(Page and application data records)
══════

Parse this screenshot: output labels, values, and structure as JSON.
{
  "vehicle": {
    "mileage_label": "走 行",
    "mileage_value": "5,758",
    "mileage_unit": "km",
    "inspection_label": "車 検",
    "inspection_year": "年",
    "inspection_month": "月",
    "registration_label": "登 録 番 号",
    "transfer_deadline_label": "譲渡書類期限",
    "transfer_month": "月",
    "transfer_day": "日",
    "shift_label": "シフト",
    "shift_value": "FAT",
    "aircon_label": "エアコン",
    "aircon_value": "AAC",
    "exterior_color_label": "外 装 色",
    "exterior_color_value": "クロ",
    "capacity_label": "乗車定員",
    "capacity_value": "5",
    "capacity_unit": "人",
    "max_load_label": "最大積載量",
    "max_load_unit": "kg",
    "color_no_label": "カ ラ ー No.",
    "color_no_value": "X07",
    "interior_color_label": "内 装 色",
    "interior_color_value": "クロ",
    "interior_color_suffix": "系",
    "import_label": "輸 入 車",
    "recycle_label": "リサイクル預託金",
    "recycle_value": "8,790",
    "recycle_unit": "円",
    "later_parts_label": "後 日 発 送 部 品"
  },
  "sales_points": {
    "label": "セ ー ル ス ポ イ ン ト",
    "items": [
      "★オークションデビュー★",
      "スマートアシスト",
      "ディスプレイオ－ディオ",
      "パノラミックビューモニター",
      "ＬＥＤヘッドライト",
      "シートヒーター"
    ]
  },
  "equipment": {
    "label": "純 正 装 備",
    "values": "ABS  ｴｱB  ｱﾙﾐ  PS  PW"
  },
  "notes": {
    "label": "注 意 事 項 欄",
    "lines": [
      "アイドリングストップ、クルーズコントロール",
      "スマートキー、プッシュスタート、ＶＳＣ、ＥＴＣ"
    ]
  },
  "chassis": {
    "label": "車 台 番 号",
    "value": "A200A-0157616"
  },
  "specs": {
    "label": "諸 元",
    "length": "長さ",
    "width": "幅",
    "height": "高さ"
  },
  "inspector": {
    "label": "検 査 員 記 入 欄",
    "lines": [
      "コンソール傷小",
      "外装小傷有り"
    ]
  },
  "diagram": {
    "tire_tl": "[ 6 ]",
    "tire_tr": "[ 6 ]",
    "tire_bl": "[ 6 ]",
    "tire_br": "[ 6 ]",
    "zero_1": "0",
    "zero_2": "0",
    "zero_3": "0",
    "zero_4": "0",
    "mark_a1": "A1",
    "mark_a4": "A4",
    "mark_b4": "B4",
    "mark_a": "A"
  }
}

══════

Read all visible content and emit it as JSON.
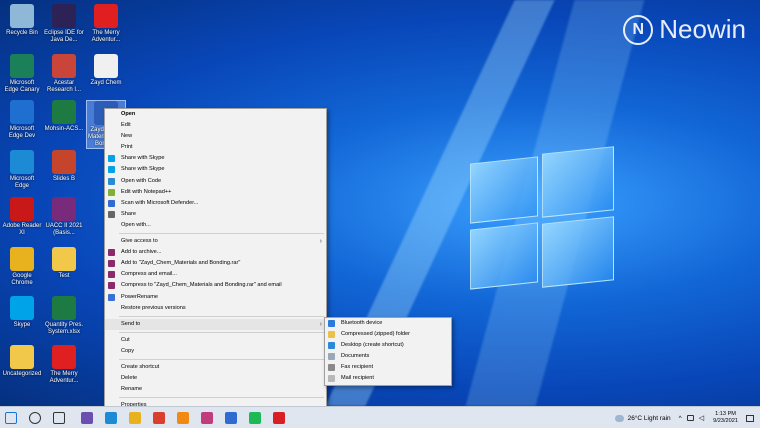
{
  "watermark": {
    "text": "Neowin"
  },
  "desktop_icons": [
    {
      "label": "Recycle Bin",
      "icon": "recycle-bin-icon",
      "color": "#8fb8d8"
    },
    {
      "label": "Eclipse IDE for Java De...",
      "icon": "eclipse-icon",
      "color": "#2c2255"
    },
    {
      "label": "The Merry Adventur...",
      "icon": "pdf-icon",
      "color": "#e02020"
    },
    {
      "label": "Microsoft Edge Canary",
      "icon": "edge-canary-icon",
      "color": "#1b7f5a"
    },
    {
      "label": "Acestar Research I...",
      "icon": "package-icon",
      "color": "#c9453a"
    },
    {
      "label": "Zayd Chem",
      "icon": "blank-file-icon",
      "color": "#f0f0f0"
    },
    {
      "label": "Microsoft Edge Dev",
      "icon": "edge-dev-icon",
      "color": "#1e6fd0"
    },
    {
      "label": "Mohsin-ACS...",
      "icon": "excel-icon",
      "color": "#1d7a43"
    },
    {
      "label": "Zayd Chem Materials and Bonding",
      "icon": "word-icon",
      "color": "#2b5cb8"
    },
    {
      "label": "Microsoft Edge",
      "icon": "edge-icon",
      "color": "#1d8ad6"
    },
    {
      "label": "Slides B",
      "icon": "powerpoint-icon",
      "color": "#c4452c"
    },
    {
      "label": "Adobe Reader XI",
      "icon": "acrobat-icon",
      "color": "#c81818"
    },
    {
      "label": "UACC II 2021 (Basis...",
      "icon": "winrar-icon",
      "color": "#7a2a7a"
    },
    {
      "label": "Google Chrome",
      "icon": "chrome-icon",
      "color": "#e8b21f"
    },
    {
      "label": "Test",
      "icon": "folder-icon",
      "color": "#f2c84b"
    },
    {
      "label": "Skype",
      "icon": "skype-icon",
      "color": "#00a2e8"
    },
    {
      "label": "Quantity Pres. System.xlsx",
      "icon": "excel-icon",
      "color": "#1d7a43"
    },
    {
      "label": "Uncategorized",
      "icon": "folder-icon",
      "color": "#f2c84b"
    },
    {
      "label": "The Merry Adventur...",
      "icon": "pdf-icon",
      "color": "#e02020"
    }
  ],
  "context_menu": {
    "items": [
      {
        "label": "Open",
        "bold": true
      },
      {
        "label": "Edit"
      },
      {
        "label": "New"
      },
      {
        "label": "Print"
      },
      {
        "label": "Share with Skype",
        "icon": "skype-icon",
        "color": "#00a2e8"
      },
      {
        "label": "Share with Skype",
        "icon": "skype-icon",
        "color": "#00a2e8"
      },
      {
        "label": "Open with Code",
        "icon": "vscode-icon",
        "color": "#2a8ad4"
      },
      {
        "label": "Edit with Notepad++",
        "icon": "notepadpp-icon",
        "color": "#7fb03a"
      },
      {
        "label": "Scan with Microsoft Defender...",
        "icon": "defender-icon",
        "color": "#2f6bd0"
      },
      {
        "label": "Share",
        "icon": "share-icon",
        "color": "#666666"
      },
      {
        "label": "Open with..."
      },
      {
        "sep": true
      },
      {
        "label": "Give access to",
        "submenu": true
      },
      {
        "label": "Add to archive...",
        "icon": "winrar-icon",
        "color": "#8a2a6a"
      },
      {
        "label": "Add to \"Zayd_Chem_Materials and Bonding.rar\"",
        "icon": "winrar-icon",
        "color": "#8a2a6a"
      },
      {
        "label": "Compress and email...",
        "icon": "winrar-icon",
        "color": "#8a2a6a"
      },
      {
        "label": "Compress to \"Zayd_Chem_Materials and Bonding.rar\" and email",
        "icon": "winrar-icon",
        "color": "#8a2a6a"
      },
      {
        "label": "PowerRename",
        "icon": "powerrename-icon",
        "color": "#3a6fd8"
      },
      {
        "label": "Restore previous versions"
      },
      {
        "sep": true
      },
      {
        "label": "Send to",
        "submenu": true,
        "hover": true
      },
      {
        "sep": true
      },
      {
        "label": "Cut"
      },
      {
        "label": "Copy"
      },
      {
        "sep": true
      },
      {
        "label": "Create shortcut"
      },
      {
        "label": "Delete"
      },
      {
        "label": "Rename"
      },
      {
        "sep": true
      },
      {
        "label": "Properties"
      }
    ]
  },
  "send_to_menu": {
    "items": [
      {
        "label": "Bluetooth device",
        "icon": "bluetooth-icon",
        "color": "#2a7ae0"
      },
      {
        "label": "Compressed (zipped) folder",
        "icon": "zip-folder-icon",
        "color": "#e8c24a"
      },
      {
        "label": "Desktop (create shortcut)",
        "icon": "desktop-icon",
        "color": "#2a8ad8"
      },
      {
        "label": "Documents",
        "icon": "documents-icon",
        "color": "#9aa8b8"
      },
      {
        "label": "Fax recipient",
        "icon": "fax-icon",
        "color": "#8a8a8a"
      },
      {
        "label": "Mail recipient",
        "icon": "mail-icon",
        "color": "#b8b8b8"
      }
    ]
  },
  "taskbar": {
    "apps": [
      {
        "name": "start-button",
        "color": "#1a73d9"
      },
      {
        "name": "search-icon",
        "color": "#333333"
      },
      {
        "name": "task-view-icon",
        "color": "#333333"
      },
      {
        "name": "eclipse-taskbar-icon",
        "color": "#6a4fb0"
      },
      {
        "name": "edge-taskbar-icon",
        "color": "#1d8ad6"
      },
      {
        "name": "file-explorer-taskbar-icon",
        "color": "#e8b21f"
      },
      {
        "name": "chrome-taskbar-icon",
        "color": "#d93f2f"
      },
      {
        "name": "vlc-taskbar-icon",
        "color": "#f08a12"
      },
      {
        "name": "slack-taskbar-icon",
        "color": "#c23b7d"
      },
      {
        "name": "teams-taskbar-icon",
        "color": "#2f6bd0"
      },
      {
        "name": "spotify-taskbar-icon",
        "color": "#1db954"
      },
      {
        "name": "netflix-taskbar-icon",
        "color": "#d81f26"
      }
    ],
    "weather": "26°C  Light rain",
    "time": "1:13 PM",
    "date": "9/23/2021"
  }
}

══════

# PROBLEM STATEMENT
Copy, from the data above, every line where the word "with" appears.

# RESULT OF THIS TASK
        "label": "Share with Skype",
        "label": "Share with Skype",
        "label": "Open with Code",
        "label": "Edit with Notepad++",
        "label": "Scan with Microsoft Defender...",
        "label": "Open with..."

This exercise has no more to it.